Gilmour McFarlane was the sole director of Garden Haulage Ltd. From 2009 the company hired out plant and machinery in addition to labour and carried out contractual work, primarily for farms. The company went into liquidation in August 2015 with an estimated deficiency to its creditors of £38,670.
The Insolvency Service found that at a time when the company was insolvent, McFarlane caused it to dispose of plant and machinery to a third party for a sum of £55,000 plus VAT, while on the same day he settled a personally guaranteed loan to that party. This transaction was to the detriment of HMRC and other creditors of the company.

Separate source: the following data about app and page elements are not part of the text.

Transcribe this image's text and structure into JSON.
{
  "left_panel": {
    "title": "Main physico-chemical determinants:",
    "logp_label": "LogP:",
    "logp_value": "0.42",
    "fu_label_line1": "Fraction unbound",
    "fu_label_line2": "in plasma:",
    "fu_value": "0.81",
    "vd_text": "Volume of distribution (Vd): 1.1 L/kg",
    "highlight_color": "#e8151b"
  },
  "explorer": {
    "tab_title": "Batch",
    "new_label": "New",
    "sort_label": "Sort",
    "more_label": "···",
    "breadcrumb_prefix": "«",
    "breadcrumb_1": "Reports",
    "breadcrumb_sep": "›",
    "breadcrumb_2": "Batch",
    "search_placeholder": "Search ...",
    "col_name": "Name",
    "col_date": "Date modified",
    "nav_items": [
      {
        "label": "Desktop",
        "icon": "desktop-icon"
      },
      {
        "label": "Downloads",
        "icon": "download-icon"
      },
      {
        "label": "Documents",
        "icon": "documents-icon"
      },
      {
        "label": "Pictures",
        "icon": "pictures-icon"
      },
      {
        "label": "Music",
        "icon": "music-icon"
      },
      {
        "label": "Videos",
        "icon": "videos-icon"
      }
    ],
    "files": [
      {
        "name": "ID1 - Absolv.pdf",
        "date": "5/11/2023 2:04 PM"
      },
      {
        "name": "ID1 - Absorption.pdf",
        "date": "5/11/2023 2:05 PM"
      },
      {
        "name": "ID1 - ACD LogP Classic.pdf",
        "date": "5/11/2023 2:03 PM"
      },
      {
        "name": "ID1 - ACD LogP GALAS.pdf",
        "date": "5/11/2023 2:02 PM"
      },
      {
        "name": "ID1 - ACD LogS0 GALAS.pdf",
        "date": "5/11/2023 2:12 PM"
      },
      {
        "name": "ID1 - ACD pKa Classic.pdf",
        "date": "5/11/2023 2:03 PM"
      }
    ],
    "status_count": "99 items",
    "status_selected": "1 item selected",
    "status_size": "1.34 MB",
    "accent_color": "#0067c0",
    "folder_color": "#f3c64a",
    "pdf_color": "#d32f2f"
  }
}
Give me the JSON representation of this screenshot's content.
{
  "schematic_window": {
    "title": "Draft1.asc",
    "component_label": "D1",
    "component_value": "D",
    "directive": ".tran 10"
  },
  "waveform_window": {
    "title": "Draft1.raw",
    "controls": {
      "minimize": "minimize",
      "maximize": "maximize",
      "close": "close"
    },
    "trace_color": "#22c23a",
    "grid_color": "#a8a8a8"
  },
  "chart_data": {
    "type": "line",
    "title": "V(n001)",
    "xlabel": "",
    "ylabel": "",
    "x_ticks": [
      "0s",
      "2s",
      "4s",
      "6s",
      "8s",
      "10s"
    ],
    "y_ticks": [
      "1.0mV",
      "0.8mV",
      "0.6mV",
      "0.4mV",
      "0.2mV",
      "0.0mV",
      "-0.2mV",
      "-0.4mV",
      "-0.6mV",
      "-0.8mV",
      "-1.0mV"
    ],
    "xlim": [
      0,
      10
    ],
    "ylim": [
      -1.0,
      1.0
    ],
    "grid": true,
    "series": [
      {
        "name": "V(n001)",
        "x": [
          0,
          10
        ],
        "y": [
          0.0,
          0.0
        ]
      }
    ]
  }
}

The investigation also found that for the period from at least September 2014 to August 2015, McFarlane failed to preserve or deliver up adequate accounting records for Garden Haulage Ltd. As result it has not been possible to establish the true financial position of the company, how other assets were dealt with and whether all sums due to the company were collected in.
Robert Clarke, group leader of insolvent investigations north at the Insolvency Service said: ‘The period of this disqualification reflects the fact that when a company fails to keep adequate financial records it is simply not possible to determine whether there has been other, more serious, impropriety in relation to the management of its affairs.
‘Furthermore, directors who put their own personal financial interests above those of customers and creditors damage confidence in doing business and are corrosive to the health of the local economy.’
Report by Pat Sweet